### Task input
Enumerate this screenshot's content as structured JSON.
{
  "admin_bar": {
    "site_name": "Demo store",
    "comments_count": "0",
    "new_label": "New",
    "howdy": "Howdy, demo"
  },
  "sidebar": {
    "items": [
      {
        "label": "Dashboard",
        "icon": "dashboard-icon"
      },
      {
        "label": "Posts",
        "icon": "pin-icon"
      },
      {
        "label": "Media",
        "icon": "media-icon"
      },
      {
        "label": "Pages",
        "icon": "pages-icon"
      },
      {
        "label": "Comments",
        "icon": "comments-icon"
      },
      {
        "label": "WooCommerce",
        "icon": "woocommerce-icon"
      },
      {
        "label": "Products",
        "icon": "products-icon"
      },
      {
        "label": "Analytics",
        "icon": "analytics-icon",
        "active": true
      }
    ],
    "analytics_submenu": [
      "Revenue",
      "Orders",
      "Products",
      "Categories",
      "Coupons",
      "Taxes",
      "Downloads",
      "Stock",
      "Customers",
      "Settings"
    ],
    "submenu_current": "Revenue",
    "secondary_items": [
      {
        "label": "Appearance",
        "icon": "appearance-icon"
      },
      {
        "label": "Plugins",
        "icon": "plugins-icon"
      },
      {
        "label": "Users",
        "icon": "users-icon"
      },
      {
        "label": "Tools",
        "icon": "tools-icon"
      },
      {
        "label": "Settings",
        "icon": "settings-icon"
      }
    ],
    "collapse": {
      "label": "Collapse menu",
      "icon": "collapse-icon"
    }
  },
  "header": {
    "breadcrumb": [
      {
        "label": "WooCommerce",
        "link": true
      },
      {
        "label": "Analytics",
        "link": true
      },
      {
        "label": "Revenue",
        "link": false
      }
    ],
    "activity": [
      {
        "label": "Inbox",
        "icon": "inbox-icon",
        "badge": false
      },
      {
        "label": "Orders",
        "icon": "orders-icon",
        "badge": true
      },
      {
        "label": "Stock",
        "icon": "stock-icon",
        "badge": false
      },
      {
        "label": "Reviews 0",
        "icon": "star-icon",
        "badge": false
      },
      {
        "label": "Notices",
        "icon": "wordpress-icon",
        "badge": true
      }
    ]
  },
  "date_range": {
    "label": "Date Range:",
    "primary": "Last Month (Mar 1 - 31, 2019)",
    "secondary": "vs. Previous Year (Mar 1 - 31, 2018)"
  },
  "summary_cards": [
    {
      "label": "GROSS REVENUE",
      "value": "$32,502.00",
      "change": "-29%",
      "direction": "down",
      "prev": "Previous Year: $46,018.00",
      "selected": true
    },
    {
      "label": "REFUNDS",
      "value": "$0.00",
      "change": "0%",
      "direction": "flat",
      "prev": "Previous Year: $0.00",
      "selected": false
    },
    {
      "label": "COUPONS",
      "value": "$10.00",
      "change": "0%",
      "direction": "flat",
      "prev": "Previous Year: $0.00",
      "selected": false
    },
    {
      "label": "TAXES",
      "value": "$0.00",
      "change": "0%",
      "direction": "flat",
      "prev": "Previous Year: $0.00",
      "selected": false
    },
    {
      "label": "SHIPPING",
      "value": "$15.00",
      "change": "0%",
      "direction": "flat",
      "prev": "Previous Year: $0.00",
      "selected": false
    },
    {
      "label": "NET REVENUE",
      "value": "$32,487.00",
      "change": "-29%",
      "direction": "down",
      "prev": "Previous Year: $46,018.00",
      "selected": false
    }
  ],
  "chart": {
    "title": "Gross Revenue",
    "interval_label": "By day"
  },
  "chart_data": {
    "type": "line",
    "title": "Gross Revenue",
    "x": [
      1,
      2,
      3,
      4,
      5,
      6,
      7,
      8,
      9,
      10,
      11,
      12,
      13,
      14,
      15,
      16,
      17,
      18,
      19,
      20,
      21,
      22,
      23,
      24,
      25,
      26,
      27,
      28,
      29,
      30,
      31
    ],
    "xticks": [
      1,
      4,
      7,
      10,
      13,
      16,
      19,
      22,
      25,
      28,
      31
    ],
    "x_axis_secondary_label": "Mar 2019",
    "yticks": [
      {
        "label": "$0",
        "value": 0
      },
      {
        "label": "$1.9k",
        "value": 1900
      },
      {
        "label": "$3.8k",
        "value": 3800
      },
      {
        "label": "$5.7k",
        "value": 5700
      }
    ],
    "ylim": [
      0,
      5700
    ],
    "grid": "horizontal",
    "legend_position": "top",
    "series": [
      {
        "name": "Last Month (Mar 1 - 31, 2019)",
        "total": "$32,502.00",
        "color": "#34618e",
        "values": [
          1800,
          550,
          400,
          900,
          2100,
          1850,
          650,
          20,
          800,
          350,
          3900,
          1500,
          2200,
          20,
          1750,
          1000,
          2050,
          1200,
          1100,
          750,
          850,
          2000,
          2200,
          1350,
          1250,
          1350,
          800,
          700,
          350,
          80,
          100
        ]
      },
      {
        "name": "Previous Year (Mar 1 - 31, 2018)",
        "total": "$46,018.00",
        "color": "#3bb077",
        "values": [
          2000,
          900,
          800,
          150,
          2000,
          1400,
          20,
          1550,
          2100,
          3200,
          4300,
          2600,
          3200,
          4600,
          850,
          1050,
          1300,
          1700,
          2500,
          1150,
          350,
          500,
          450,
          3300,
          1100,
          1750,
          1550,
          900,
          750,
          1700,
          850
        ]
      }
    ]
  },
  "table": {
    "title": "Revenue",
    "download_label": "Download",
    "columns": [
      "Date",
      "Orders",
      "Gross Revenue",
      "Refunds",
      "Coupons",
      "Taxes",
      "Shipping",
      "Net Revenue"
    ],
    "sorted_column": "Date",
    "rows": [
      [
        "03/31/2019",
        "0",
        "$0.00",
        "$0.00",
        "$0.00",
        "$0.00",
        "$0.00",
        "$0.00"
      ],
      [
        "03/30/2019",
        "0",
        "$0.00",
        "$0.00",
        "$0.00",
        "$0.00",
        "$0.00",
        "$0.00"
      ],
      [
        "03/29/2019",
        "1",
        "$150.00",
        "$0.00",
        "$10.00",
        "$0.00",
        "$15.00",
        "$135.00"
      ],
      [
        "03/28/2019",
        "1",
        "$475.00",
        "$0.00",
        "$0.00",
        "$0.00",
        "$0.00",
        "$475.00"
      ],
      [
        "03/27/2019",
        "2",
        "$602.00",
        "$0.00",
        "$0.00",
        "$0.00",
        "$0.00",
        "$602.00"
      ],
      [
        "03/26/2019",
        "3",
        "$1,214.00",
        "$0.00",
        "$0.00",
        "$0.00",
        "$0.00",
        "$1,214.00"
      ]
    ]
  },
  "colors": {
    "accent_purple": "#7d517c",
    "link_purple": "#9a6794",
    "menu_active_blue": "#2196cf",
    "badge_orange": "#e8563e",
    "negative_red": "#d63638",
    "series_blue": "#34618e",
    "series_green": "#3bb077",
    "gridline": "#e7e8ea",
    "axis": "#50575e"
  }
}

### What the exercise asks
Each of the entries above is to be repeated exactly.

### Exercise response
Enumerate this screenshot's content as structured JSON.
{
  "admin_bar": {
    "site_name": "Demo store",
    "comments_count": "0",
    "new_label": "New",
    "howdy": "Howdy, demo"
  },
  "sidebar": {
    "items": [
      {
        "label": "Dashboard",
        "icon": "dashboard-icon"
      },
      {
        "label": "Posts",
        "icon": "pin-icon"
      },
      {
        "label": "Media",
        "icon": "media-icon"
      },
      {
        "label": "Pages",
        "icon": "pages-icon"
      },
      {
        "label": "Comments",
        "icon": "comments-icon"
      },
      {
        "label": "WooCommerce",
        "icon": "woocommerce-icon"
      },
      {
        "label": "Products",
        "icon": "products-icon"
      },
      {
        "label": "Analytics",
        "icon": "analytics-icon",
        "active": true
      }
    ],
    "analytics_submenu": [
      "Revenue",
      "Orders",
      "Products",
      "Categories",
      "Coupons",
      "Taxes",
      "Downloads",
      "Stock",
      "Customers",
      "Settings"
    ],
    "submenu_current": "Revenue",
    "secondary_items": [
      {
        "label": "Appearance",
        "icon": "appearance-icon"
      },
      {
        "label": "Plugins",
        "icon": "plugins-icon"
      },
      {
        "label": "Users",
        "icon": "users-icon"
      },
      {
        "label": "Tools",
        "icon": "tools-icon"
      },
      {
        "label": "Settings",
        "icon": "settings-icon"
      }
    ],
    "collapse": {
      "label": "Collapse menu",
      "icon": "collapse-icon"
    }
  },
  "header": {
    "breadcrumb": [
      {
        "label": "WooCommerce",
        "link": true
      },
      {
        "label": "Analytics",
        "link": true
      },
      {
        "label": "Revenue",
        "link": false
      }
    ],
    "activity": [
      {
        "label": "Inbox",
        "icon": "inbox-icon",
        "badge": false
      },
      {
        "label": "Orders",
        "icon": "orders-icon",
        "badge": true
      },
      {
        "label": "Stock",
        "icon": "stock-icon",
        "badge": false
      },
      {
        "label": "Reviews 0",
        "icon": "star-icon",
        "badge": false
      },
      {
        "label": "Notices",
        "icon": "wordpress-icon",
        "badge": true
      }
    ]
  },
  "date_range": {
    "label": "Date Range:",
    "primary": "Last Month (Mar 1 - 31, 2019)",
    "secondary": "vs. Previous Year (Mar 1 - 31, 2018)"
  },
  "summary_cards": [
    {
      "label": "GROSS REVENUE",
      "value": "$32,502.00",
      "change": "-29%",
      "direction": "down",
      "prev": "Previous Year: $46,018.00",
      "selected": true
    },
    {
      "label": "REFUNDS",
      "value": "$0.00",
      "change": "0%",
      "direction": "flat",
      "prev": "Previous Year: $0.00",
      "selected": false
    },
    {
      "label": "COUPONS",
      "value": "$10.00",
      "change": "0%",
      "direction": "flat",
      "prev": "Previous Year: $0.00",
      "selected": false
    },
    {
      "label": "TAXES",
      "value": "$0.00",
      "change": "0%",
      "direction": "flat",
      "prev": "Previous Year: $0.00",
      "selected": false
    },
    {
      "label": "SHIPPING",
      "value": "$15.00",
      "change": "0%",
      "direction": "flat",
      "prev": "Previous Year: $0.00",
      "selected": false
    },
    {
      "label": "NET REVENUE",
      "value": "$32,487.00",
      "change": "-29%",
      "direction": "down",
      "prev": "Previous Year: $46,018.00",
      "selected": false
    }
  ],
  "chart": {
    "title": "Gross Revenue",
    "interval_label": "By day"
  },
  "chart_data": {
    "type": "line",
    "title": "Gross Revenue",
    "x": [
      1,
      2,
      3,
      4,
      5,
      6,
      7,
      8,
      9,
      10,
      11,
      12,
      13,
      14,
      15,
      16,
      17,
      18,
      19,
      20,
      21,
      22,
      23,
      24,
      25,
      26,
      27,
      28,
      29,
      30,
      31
    ],
    "xticks": [
      1,
      4,
      7,
      10,
      13,
      16,
      19,
      22,
      25,
      28,
      31
    ],
    "x_axis_secondary_label": "Mar 2019",
    "yticks": [
      {
        "label": "$0",
        "value": 0
      },
      {
        "label": "$1.9k",
        "value": 1900
      },
      {
        "label": "$3.8k",
        "value": 3800
      },
      {
        "label": "$5.7k",
        "value": 5700
      }
    ],
    "ylim": [
      0,
      5700
    ],
    "grid": "horizontal",
    "legend_position": "top",
    "series": [
      {
        "name": "Last Month (Mar 1 - 31, 2019)",
        "total": "$32,502.00",
        "color": "#34618e",
        "values": [
          1800,
          550,
          400,
          900,
          2100,
          1850,
          650,
          20,
          800,
          350,
          3900,
          1500,
          2200,
          20,
          1750,
          1000,
          2050,
          1200,
          1100,
          750,
          850,
          2000,
          2200,
          1350,
          1250,
          1350,
          800,
          700,
          350,
          80,
          100
        ]
      },
      {
        "name": "Previous Year (Mar 1 - 31, 2018)",
        "total": "$46,018.00",
        "color": "#3bb077",
        "values": [
          2000,
          900,
          800,
          150,
          2000,
          1400,
          20,
          1550,
          2100,
          3200,
          4300,
          2600,
          3200,
          4600,
          850,
          1050,
          1300,
          1700,
          2500,
          1150,
          350,
          500,
          450,
          3300,
          1100,
          1750,
          1550,
          900,
          750,
          1700,
          850
        ]
      }
    ]
  },
  "table": {
    "title": "Revenue",
    "download_label": "Download",
    "columns": [
      "Date",
      "Orders",
      "Gross Revenue",
      "Refunds",
      "Coupons",
      "Taxes",
      "Shipping",
      "Net Revenue"
    ],
    "sorted_column": "Date",
    "rows": [
      [
        "03/31/2019",
        "0",
        "$0.00",
        "$0.00",
        "$0.00",
        "$0.00",
        "$0.00",
        "$0.00"
      ],
      [
        "03/30/2019",
        "0",
        "$0.00",
        "$0.00",
        "$0.00",
        "$0.00",
        "$0.00",
        "$0.00"
      ],
      [
        "03/29/2019",
        "1",
        "$150.00",
        "$0.00",
        "$10.00",
        "$0.00",
        "$15.00",
        "$135.00"
      ],
      [
        "03/28/2019",
        "1",
        "$475.00",
        "$0.00",
        "$0.00",
        "$0.00",
        "$0.00",
        "$475.00"
      ],
      [
        "03/27/2019",
        "2",
        "$602.00",
        "$0.00",
        "$0.00",
        "$0.00",
        "$0.00",
        "$602.00"
      ],
      [
        "03/26/2019",
        "3",
        "$1,214.00",
        "$0.00",
        "$0.00",
        "$0.00",
        "$0.00",
        "$1,214.00"
      ]
    ]
  },
  "colors": {
    "accent_purple": "#7d517c",
    "link_purple": "#9a6794",
    "menu_active_blue": "#2196cf",
    "badge_orange": "#e8563e",
    "negative_red": "#d63638",
    "series_blue": "#34618e",
    "series_green": "#3bb077",
    "gridline": "#e7e8ea",
    "axis": "#50575e"
  }
}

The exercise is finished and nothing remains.